WORK ORDER: Copy everything in the records, character for character, except images.

RECORDS FOR THIS TASK:
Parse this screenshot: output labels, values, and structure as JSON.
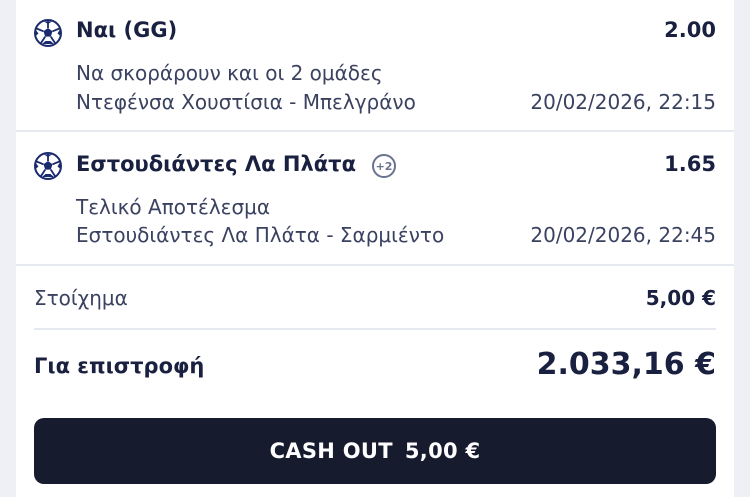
{
  "bets": [
    {
      "title": "Ναι (GG)",
      "odds": "2.00",
      "market": "Να σκοράρουν και οι 2 ομάδες",
      "event": "Ντεφένσα Χουστίσια - Μπελγράνο",
      "datetime": "20/02/2026, 22:15",
      "icon": "soccer-ball-icon"
    },
    {
      "title": "Εστουδιάντες Λα Πλάτα",
      "badge": "+2",
      "odds": "1.65",
      "market": "Τελικό Αποτέλεσμα",
      "event": "Εστουδιάντες Λα Πλάτα - Σαρμιέντο",
      "datetime": "20/02/2026, 22:45",
      "icon": "soccer-ball-icon"
    }
  ],
  "summary": {
    "stake_label": "Στοίχημα",
    "stake_value": "5,00 €",
    "return_label": "Για επιστροφή",
    "return_value": "2.033,16 €"
  },
  "cashout": {
    "label": "CASH OUT",
    "amount": "5,00 €"
  },
  "colors": {
    "text_primary": "#1a2140",
    "text_secondary": "#3b4260",
    "button_bg": "#161b2e",
    "page_bg": "#eef0f5"
  }
}
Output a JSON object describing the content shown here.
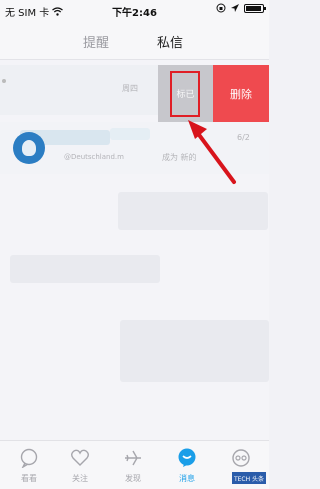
{
  "status_bar": {
    "carrier": "无 SIM 卡",
    "time": "下午2:46"
  },
  "tabs": [
    {
      "label": "提醒",
      "active": false
    },
    {
      "label": "私信",
      "active": true
    }
  ],
  "conversation_1": {
    "date": "周四",
    "actions": {
      "mark_read": "标已",
      "delete": "删除"
    }
  },
  "conversation_2": {
    "subtitle": "@Deutschland.m",
    "action_text": "成为 新的",
    "date": "6/2"
  },
  "bottom_nav": [
    {
      "label": "看看",
      "icon": "chat-bubble-icon",
      "active": false
    },
    {
      "label": "关注",
      "icon": "heart-icon",
      "active": false
    },
    {
      "label": "发现",
      "icon": "plane-icon",
      "active": false
    },
    {
      "label": "消息",
      "icon": "message-icon",
      "active": true
    },
    {
      "label": "",
      "icon": "glasses-icon",
      "active": false
    }
  ],
  "watermark": "TECH 头条",
  "colors": {
    "accent": "#1a9ee8",
    "delete": "#ef4a4f",
    "highlight": "#e01e25"
  }
}
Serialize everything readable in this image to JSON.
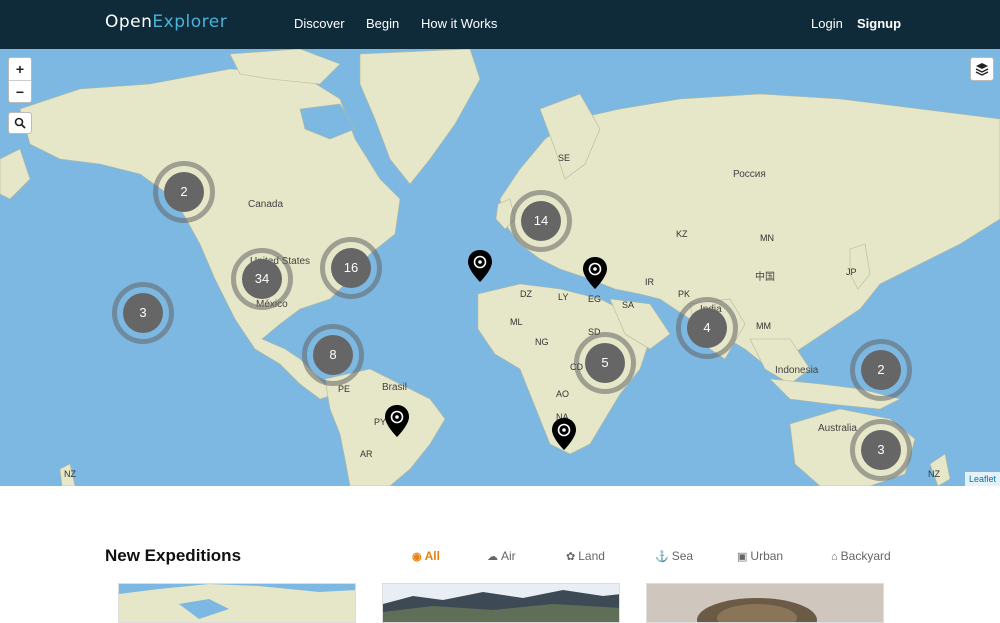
{
  "header": {
    "logo_open": "Open",
    "logo_explorer": "Explorer",
    "nav": [
      "Discover",
      "Begin",
      "How it Works"
    ],
    "login": "Login",
    "signup": "Signup"
  },
  "map": {
    "zoom_in": "+",
    "zoom_out": "−",
    "search_icon": "search-icon",
    "layers_icon": "layers-icon",
    "attribution": "Leaflet",
    "labels": {
      "canada": "Canada",
      "united_states": "United States",
      "mexico": "México",
      "brasil": "Brasil",
      "russia": "Россия",
      "china": "中国",
      "india": "India",
      "indonesia": "Indonesia",
      "australia": "Australia",
      "se": "SE",
      "kz": "KZ",
      "mn": "MN",
      "jp": "JP",
      "ir": "IR",
      "pk": "PK",
      "dz": "DZ",
      "ly": "LY",
      "eg": "EG",
      "sa": "SA",
      "ml": "ML",
      "ng": "NG",
      "sd": "SD",
      "ao": "AO",
      "na": "NA",
      "pe": "PE",
      "py": "PY",
      "ar": "AR",
      "nz_left": "NZ",
      "nz_right": "NZ",
      "mm": "MM",
      "cd": "CD"
    },
    "clusters": [
      {
        "count": "2"
      },
      {
        "count": "34"
      },
      {
        "count": "16"
      },
      {
        "count": "3"
      },
      {
        "count": "8"
      },
      {
        "count": "14"
      },
      {
        "count": "5"
      },
      {
        "count": "4"
      },
      {
        "count": "2"
      },
      {
        "count": "3"
      }
    ]
  },
  "expeditions": {
    "title": "New Expeditions",
    "filters": [
      {
        "label": "All",
        "icon": "globe-icon"
      },
      {
        "label": "Air",
        "icon": "cloud-icon"
      },
      {
        "label": "Land",
        "icon": "leaf-icon"
      },
      {
        "label": "Sea",
        "icon": "anchor-icon"
      },
      {
        "label": "Urban",
        "icon": "building-icon"
      },
      {
        "label": "Backyard",
        "icon": "home-icon"
      }
    ],
    "active_color": "#e8820f"
  }
}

REPLY TO THE TASK:
Parse this screenshot: output labels, values, and structure as JSON.
{
  "bets": [
    {
      "title": "Ναι (GG)",
      "odds": "2.00",
      "market": "Να σκοράρουν και οι 2 ομάδες",
      "event": "Ντεφένσα Χουστίσια - Μπελγράνο",
      "datetime": "20/02/2026, 22:15",
      "icon": "soccer-ball-icon"
    },
    {
      "title": "Εστουδιάντες Λα Πλάτα",
      "badge": "+2",
      "odds": "1.65",
      "market": "Τελικό Αποτέλεσμα",
      "event": "Εστουδιάντες Λα Πλάτα - Σαρμιέντο",
      "datetime": "20/02/2026, 22:45",
      "icon": "soccer-ball-icon"
    }
  ],
  "summary": {
    "stake_label": "Στοίχημα",
    "stake_value": "5,00 €",
    "return_label": "Για επιστροφή",
    "return_value": "2.033,16 €"
  },
  "cashout": {
    "label": "CASH OUT",
    "amount": "5,00 €"
  },
  "colors": {
    "text_primary": "#1a2140",
    "text_secondary": "#3b4260",
    "button_bg": "#161b2e",
    "page_bg": "#eef0f5"
  }
}
Output a JSON object describing the content shown here.
{
  "status_bar": {
    "carrier": "无 SIM 卡",
    "time": "下午2:46"
  },
  "tabs": [
    {
      "label": "提醒",
      "active": false
    },
    {
      "label": "私信",
      "active": true
    }
  ],
  "conversation_1": {
    "date": "周四",
    "actions": {
      "mark_read": "标已",
      "delete": "删除"
    }
  },
  "conversation_2": {
    "subtitle": "@Deutschland.m",
    "action_text": "成为 新的",
    "date": "6/2"
  },
  "bottom_nav": [
    {
      "label": "看看",
      "icon": "chat-bubble-icon",
      "active": false
    },
    {
      "label": "关注",
      "icon": "heart-icon",
      "active": false
    },
    {
      "label": "发现",
      "icon": "plane-icon",
      "active": false
    },
    {
      "label": "消息",
      "icon": "message-icon",
      "active": true
    },
    {
      "label": "",
      "icon": "glasses-icon",
      "active": false
    }
  ],
  "watermark": "TECH 头条",
  "colors": {
    "accent": "#1a9ee8",
    "delete": "#ef4a4f",
    "highlight": "#e01e25"
  }
}
Serialize everything readable in this image to JSON.
{
  "header": {
    "logo_open": "Open",
    "logo_explorer": "Explorer",
    "nav": [
      "Discover",
      "Begin",
      "How it Works"
    ],
    "login": "Login",
    "signup": "Signup"
  },
  "map": {
    "zoom_in": "+",
    "zoom_out": "−",
    "search_icon": "search-icon",
    "layers_icon": "layers-icon",
    "attribution": "Leaflet",
    "labels": {
      "canada": "Canada",
      "united_states": "United States",
      "mexico": "México",
      "brasil": "Brasil",
      "russia": "Россия",
      "china": "中国",
      "india": "India",
      "indonesia": "Indonesia",
      "australia": "Australia",
      "se": "SE",
      "kz": "KZ",
      "mn": "MN",
      "jp": "JP",
      "ir": "IR",
      "pk": "PK",
      "dz": "DZ",
      "ly": "LY",
      "eg": "EG",
      "sa": "SA",
      "ml": "ML",
      "ng": "NG",
      "sd": "SD",
      "ao": "AO",
      "na": "NA",
      "pe": "PE",
      "py": "PY",
      "ar": "AR",
      "nz_left": "NZ",
      "nz_right": "NZ",
      "mm": "MM",
      "cd": "CD"
    },
    "clusters": [
      {
        "count": "2"
      },
      {
        "count": "34"
      },
      {
        "count": "16"
      },
      {
        "count": "3"
      },
      {
        "count": "8"
      },
      {
        "count": "14"
      },
      {
        "count": "5"
      },
      {
        "count": "4"
      },
      {
        "count": "2"
      },
      {
        "count": "3"
      }
    ]
  },
  "expeditions": {
    "title": "New Expeditions",
    "filters": [
      {
        "label": "All",
        "icon": "globe-icon"
      },
      {
        "label": "Air",
        "icon": "cloud-icon"
      },
      {
        "label": "Land",
        "icon": "leaf-icon"
      },
      {
        "label": "Sea",
        "icon": "anchor-icon"
      },
      {
        "label": "Urban",
        "icon": "building-icon"
      },
      {
        "label": "Backyard",
        "icon": "home-icon"
      }
    ],
    "active_color": "#e8820f"
  }
}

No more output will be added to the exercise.